About this task -> Say the number of lines in the records below that hold the word "icon", and only that number.

[Page and application data records]
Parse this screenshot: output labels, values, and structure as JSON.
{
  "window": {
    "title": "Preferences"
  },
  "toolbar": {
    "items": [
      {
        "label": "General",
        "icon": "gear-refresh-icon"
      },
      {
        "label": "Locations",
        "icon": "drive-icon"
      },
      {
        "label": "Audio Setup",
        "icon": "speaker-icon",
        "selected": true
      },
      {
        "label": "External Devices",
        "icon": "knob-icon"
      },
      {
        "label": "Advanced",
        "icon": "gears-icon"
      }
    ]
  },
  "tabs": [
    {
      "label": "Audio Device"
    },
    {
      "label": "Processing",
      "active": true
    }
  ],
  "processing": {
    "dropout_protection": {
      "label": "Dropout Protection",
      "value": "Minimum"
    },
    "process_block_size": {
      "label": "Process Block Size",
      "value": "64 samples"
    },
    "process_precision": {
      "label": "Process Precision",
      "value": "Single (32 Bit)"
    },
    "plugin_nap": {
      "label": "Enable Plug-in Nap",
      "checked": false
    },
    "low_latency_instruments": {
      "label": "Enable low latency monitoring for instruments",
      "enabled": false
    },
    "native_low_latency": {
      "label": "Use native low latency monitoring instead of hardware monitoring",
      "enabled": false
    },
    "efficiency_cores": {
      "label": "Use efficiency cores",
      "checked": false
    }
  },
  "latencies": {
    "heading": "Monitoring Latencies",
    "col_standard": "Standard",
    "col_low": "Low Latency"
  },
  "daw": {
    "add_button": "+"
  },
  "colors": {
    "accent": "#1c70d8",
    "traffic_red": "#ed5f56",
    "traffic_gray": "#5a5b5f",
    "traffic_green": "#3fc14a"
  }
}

Exercise solution -> 5